Activity: Print out the entries from the line containing "Serialize everything readable" through the last line, exactly, and print nothing else. Pictures are not copied.

Data Block Start

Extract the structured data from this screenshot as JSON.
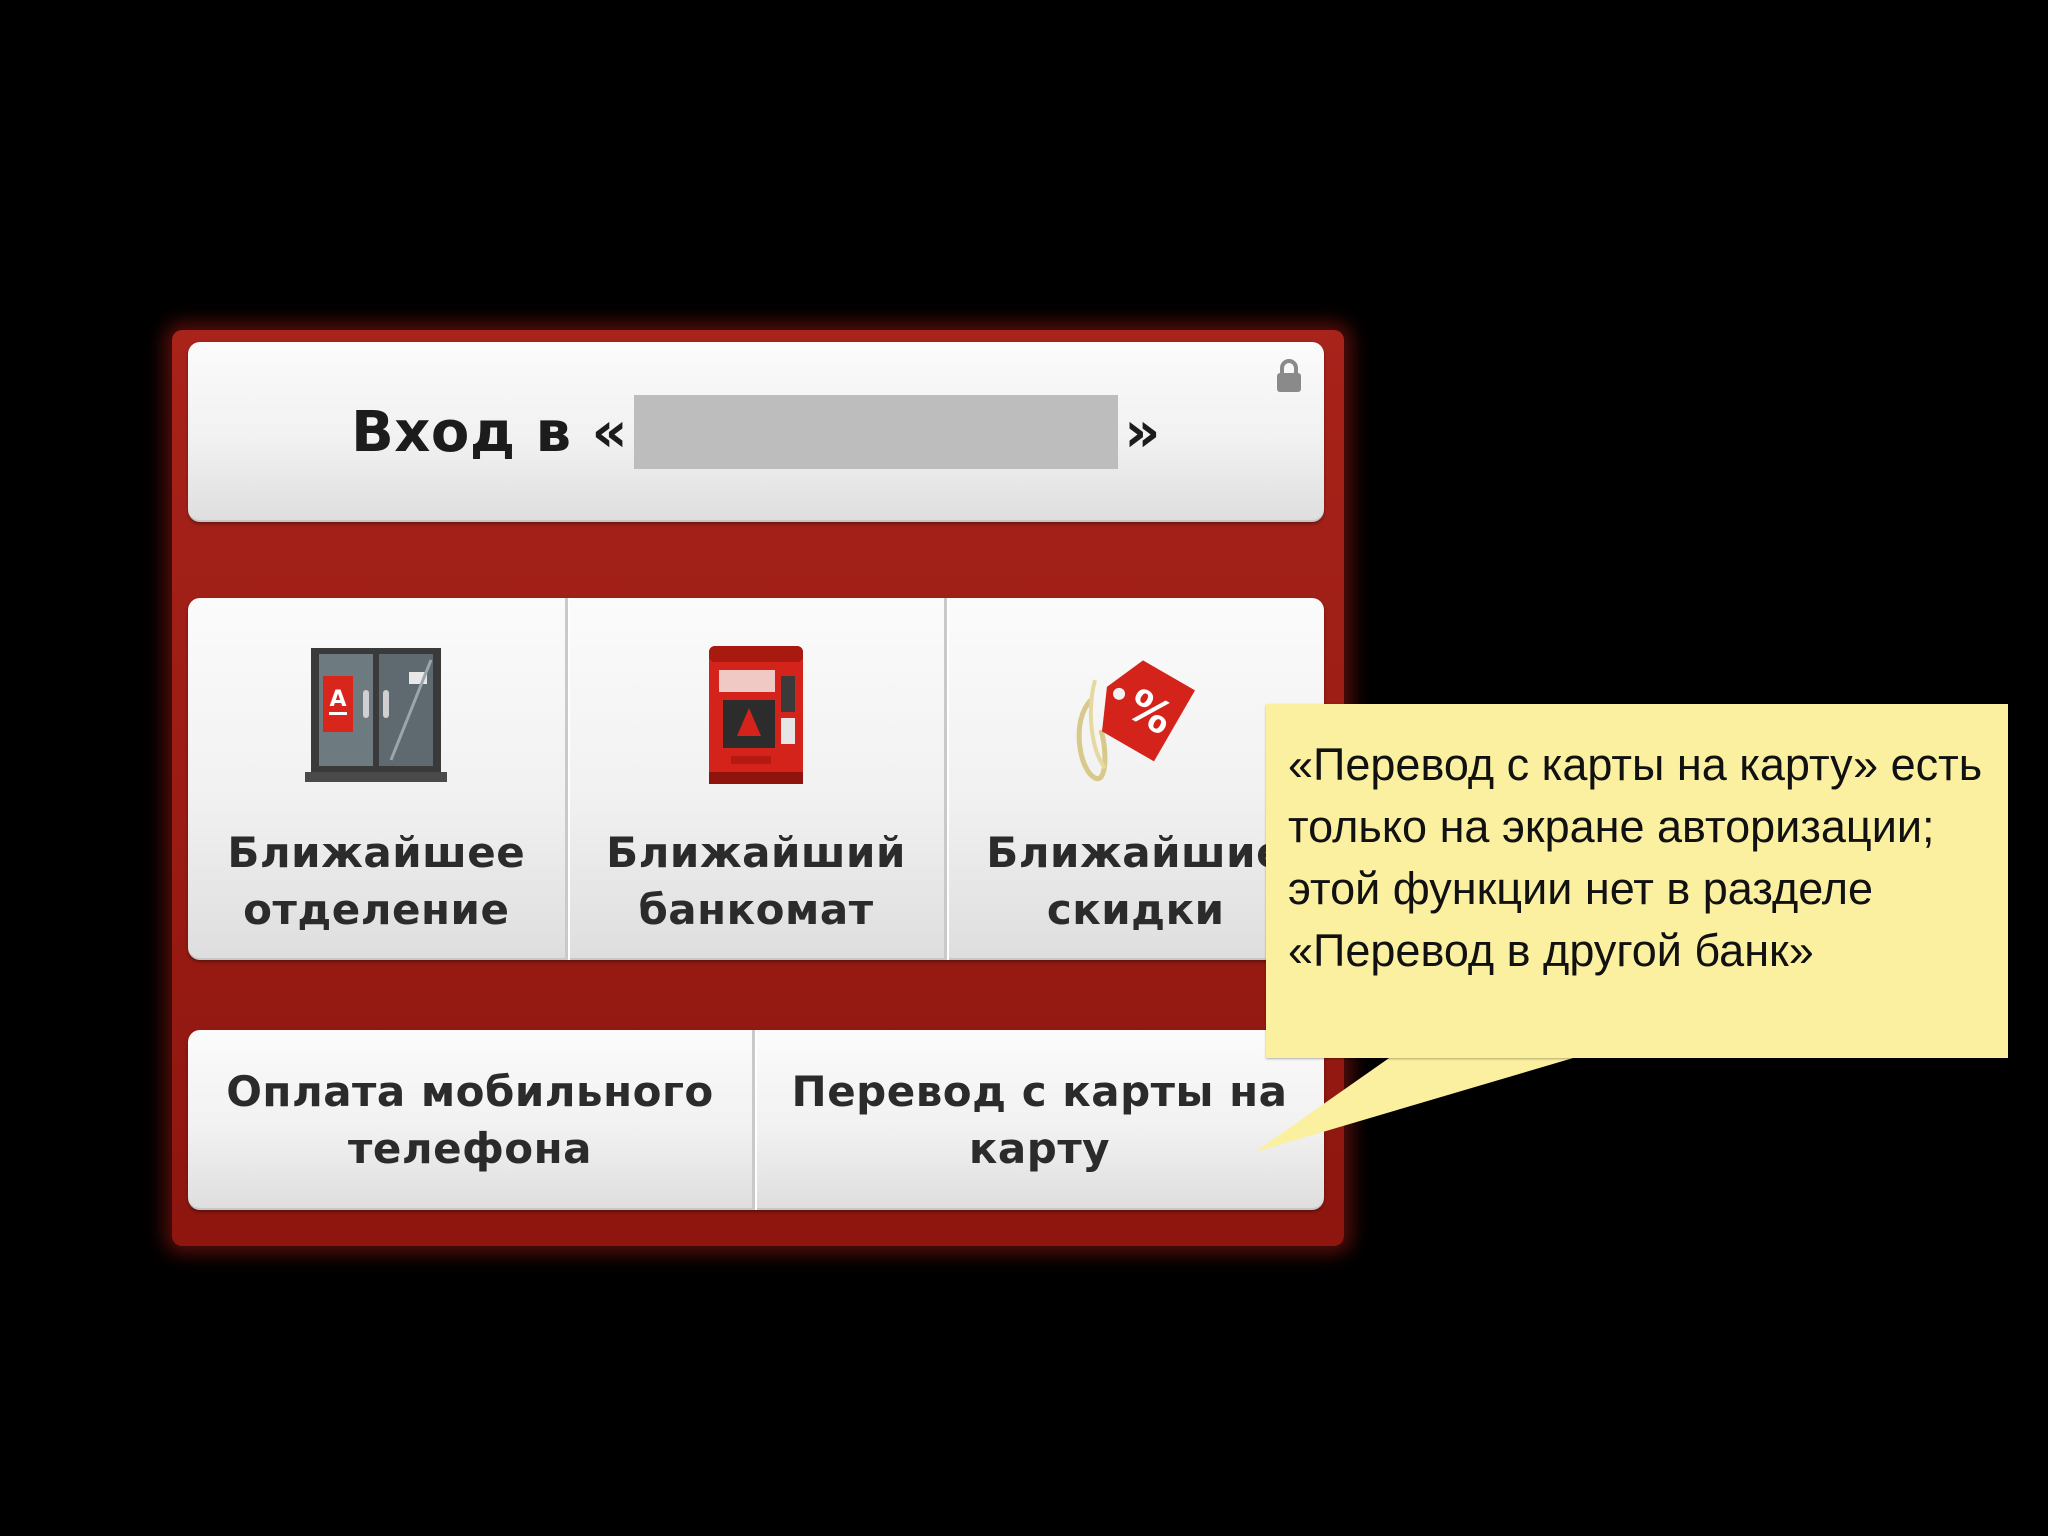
{
  "login": {
    "prefix": "Вход в «",
    "suffix": "»",
    "lock_icon": "lock-icon"
  },
  "tiles": [
    {
      "label": "Ближайшее\nотделение",
      "icon": "branch-door-icon"
    },
    {
      "label": "Ближайший\nбанкомат",
      "icon": "atm-icon"
    },
    {
      "label": "Ближайшие\nскидки",
      "icon": "discount-tag-icon"
    }
  ],
  "actions": {
    "mobile_payment": "Оплата мобильного\nтелефона",
    "card_transfer": "Перевод с карты на\nкарту"
  },
  "callout": {
    "text": "«Перевод с карты на карту» есть только на экране авторизации; этой функции нет в разделе «Перевод в другой банк»"
  },
  "colors": {
    "background": "#000000",
    "panel_red": "#9b1c14",
    "callout_yellow": "#fbf09f",
    "redaction_gray": "#bdbdbd"
  }
}
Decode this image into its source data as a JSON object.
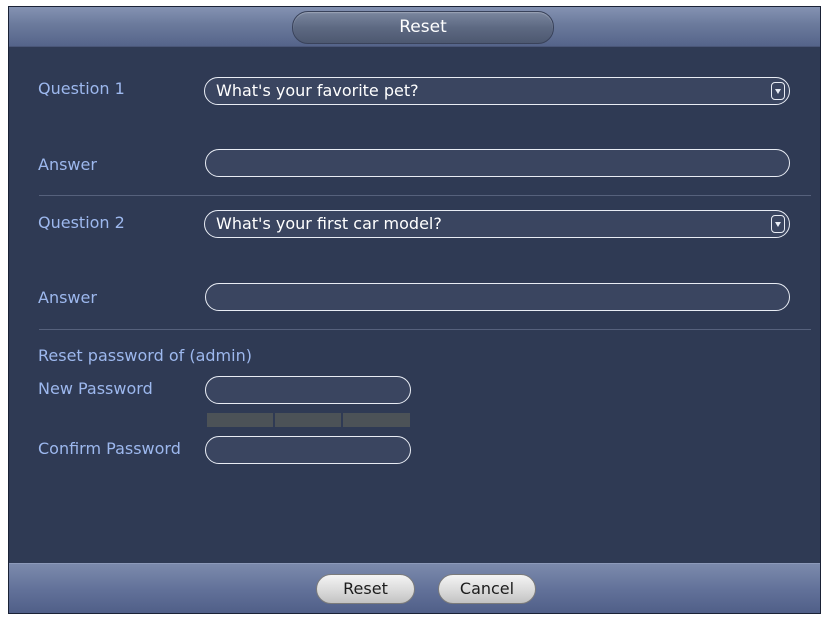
{
  "dialog": {
    "title": "Reset"
  },
  "question1": {
    "label": "Question 1",
    "value": "What's your favorite pet?"
  },
  "answer1": {
    "label": "Answer",
    "value": ""
  },
  "question2": {
    "label": "Question 2",
    "value": "What's your first car model?"
  },
  "answer2": {
    "label": "Answer",
    "value": ""
  },
  "reset_section": {
    "heading": "Reset password of (admin)",
    "new_password_label": "New Password",
    "new_password_value": "",
    "confirm_password_label": "Confirm Password",
    "confirm_password_value": "",
    "strength_segments": 3
  },
  "footer": {
    "reset_label": "Reset",
    "cancel_label": "Cancel"
  },
  "icons": {
    "dropdown": "chevron-down-icon"
  },
  "colors": {
    "panel_bg": "#2f3a54",
    "label_text": "#9db8ee",
    "field_border": "#e8ecf4",
    "strength_bar": "#4c5257"
  }
}
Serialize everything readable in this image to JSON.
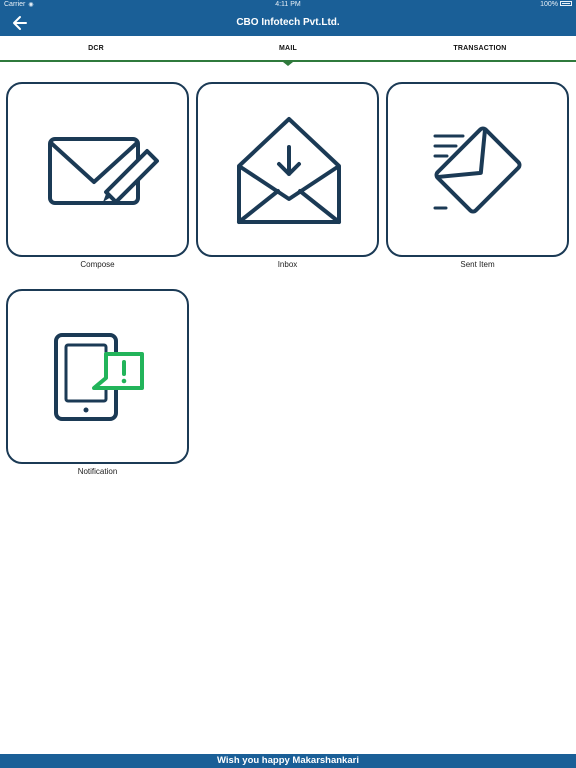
{
  "status_bar": {
    "carrier": "Carrier",
    "time": "4:11 PM",
    "battery": "100%"
  },
  "nav": {
    "title": "CBO Infotech Pvt.Ltd."
  },
  "tabs": [
    {
      "label": "DCR"
    },
    {
      "label": "MAIL",
      "selected": true
    },
    {
      "label": "TRANSACTION"
    }
  ],
  "tiles": [
    {
      "label": "Compose",
      "icon": "compose-mail-icon"
    },
    {
      "label": "Inbox",
      "icon": "inbox-envelope-icon"
    },
    {
      "label": "Sent Item",
      "icon": "sent-envelope-icon"
    },
    {
      "label": "Notification",
      "icon": "tablet-alert-icon"
    }
  ],
  "footer": {
    "message": "Wish you happy Makarshankari"
  },
  "colors": {
    "primary": "#1a5f97",
    "accent_green": "#2f7a3c",
    "icon_navy": "#1b3a55",
    "alert_green": "#22b45a"
  }
}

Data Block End

Result for this task:
Serialize everything readable in this image to JSON.
{
  "status_bar": {
    "carrier": "Carrier",
    "time": "4:11 PM",
    "battery": "100%"
  },
  "nav": {
    "title": "CBO Infotech Pvt.Ltd."
  },
  "tabs": [
    {
      "label": "DCR"
    },
    {
      "label": "MAIL",
      "selected": true
    },
    {
      "label": "TRANSACTION"
    }
  ],
  "tiles": [
    {
      "label": "Compose",
      "icon": "compose-mail-icon"
    },
    {
      "label": "Inbox",
      "icon": "inbox-envelope-icon"
    },
    {
      "label": "Sent Item",
      "icon": "sent-envelope-icon"
    },
    {
      "label": "Notification",
      "icon": "tablet-alert-icon"
    }
  ],
  "footer": {
    "message": "Wish you happy Makarshankari"
  },
  "colors": {
    "primary": "#1a5f97",
    "accent_green": "#2f7a3c",
    "icon_navy": "#1b3a55",
    "alert_green": "#22b45a"
  }
}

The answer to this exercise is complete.